The third objective was that practicing industry professionals—nutritionists, veterinarians, and corporate executives—would provide much of the actual instruction. Successful industry professionals have a unique perspective as to how and what portions of the sciences being learned in the university are presently being applied in commercial agriculture. It is the actual practicing industry professionals who are, daily, combining controlled studies, observational data, applied epidemiology, and "soft science" to solve industry challenges in real time.

The fourth objective was that students would get to know other students from other university programs. Students were assigned to four-member teams; students on each team were from different universities but were at a similar stage of their graduate training. Student teams were assigned a project to solve a current industry problem. After the evening meal each day students were given assistance with their assigned team projects.

The fifth objective was that instructors and sponsors would have substantial time outside of the formal instructional time to interact socially with the students. Enrollment was limited to 33 students in order to ensure maximum opportunity for interaction between students and instructors in the classroom and during informal breaks and meals. Sponsors and instructors were invited to join students for the noon and evening meals, which provided a total of several hours each day for interaction.

A panel of industry professionals was tasked with selecting the winning team project. As an incentive for the students to commit substantial effort to the team project, a custom commemorative belt-buckle was awarded to each member of the winning team.

Lessons Learned

Some teams fail to identify synergistic opportunities among team members, resulting in frustration, dissention, and lackluster productivity. Some students lacked leadership and team work. Conversely, when individuals focused their individual efforts to the team outcome, the teams were successful.
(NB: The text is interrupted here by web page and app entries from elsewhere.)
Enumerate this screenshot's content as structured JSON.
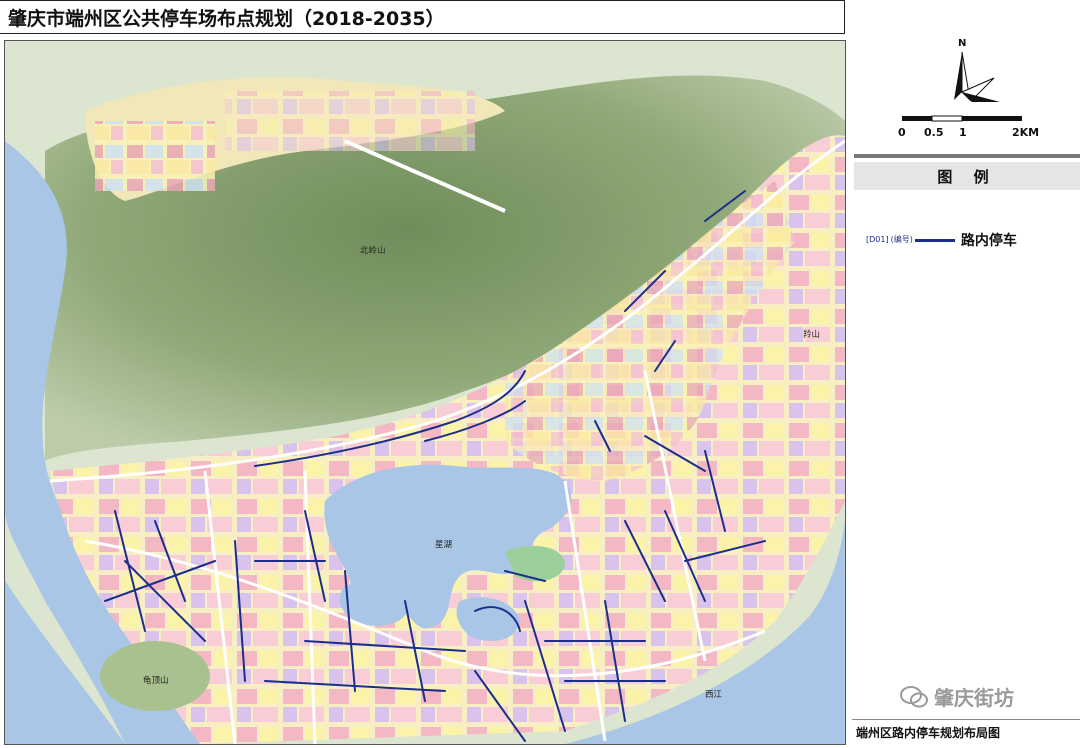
{
  "title": "肇庆市端州区公共停车场布点规划（2018-2035）",
  "compass": {
    "north_label": "N"
  },
  "scale_bar": {
    "ticks": [
      "0",
      "0.5",
      "1",
      "2KM"
    ]
  },
  "legend": {
    "heading": "图 例",
    "items": [
      {
        "code": "[D01]",
        "note": "(编号)",
        "label": "路内停车",
        "color": "#1b2f8a"
      }
    ]
  },
  "map": {
    "place_labels": {
      "beiling": "北岭山",
      "lingshan": "羚山",
      "xinghu": "星湖",
      "guidingshan": "龟顶山",
      "xijiang": "西江"
    },
    "colors": {
      "water": "#a9c6e6",
      "mountain": "#8fa877",
      "route": "#1b2f8a"
    }
  },
  "watermark": {
    "text": "肇庆街坊"
  },
  "footer": {
    "caption": "端州区路内停车规划布局图"
  }
}
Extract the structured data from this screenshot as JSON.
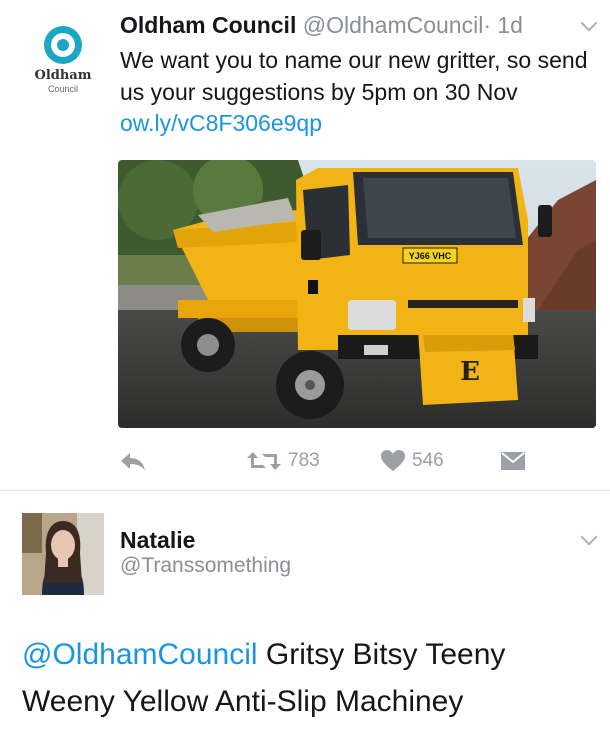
{
  "tweet1": {
    "avatar_text": "Oldham",
    "avatar_subtext": "Council",
    "author_name": "Oldham Council",
    "author_handle": "@OldhamCouncil",
    "time": "· 1d",
    "text": "We want you to name our new gritter, so send us your suggestions by 5pm on 30 Nov ",
    "link": "ow.ly/vC8F306e9qp",
    "photo": {
      "number_plate": "YJ66 VHC",
      "plate_letter": "E"
    },
    "actions": {
      "reply_icon": "reply-icon",
      "retweet_icon": "retweet-icon",
      "retweet_count": "783",
      "like_icon": "heart-icon",
      "like_count": "546",
      "dm_icon": "envelope-icon"
    },
    "colors": {
      "link": "#1b95e0",
      "gritter_yellow": "#f2b414",
      "avatar_accent": "#19a7c3"
    }
  },
  "tweet2": {
    "author_name": "Natalie",
    "author_handle": "@Transsomething",
    "mention": "@OldhamCouncil",
    "text": " Gritsy Bitsy Teeny Weeny Yellow Anti-Slip Machiney"
  }
}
Some instructors proved more capable of providing unbiased practical instruction than others; some who represent products and companies were less able to distance themselves from their inherent bias. For future programs, greater emphasis will be placed on purposefully selecting speakers who possess both exceptional subject matter expertise and an instructional approach to information delivery and who provide corporate bias coincidentally rather than pervasively.

Upon completion of the Boot Camp, interest was expressed in the program and the student-participants by many in allied industries. The intensive nature and extended time frame of the program gave the organizers insight into students' competency within the context of this unique and competitive learning environment.


Graduate students in nutrition from across the U.S. were eager to participate in this week-long, didactic and experiential training and to learn directly from industry professionals how to best prepare themselves for a career in commercial agriculture. Industry professionals have expressed appreciation of this approach to bridging the gap between academia and the beef industry we mutually serve.


Curtis, K., & Mahon, J. (2010). Using Extension fieldwork to incorporate experiential learning into university coursework. Journal of Extension [On-line] 48(2) Article 2FEA4. Available at: 

Franck, K., Vineyard, M., Olson, A., & Peterson, A. (2012). Experiential cooking programs for low-income adults: Strategies for success. Journal of Extension [On-line] 50(2) Article 2TOT5. Available at: 

Joplin, L. (1981). On defining experiential education. Journal of Experiential Education, 4(1), 17-20.

Kallioranta, S., Vlosky, R. P., & Leavengood, S. (2006). Web-based communities as a tool for Extension and outreach. Journal of Extension [On-line] 44(2) Article 2FEA4. Available at: 

Kinsey, J. (2010). Five social media tools for the Extension toolbox. Journal of Extension [On-line] 48(5). Article 5TOT7. Available at: 

Rhoades, E., Thomas, J. R., & Davis, A. (2009). Social networking among youth: How is 4-H represented? Journal of Extension [On-line] 47(5). Article 5FEA6. Available at: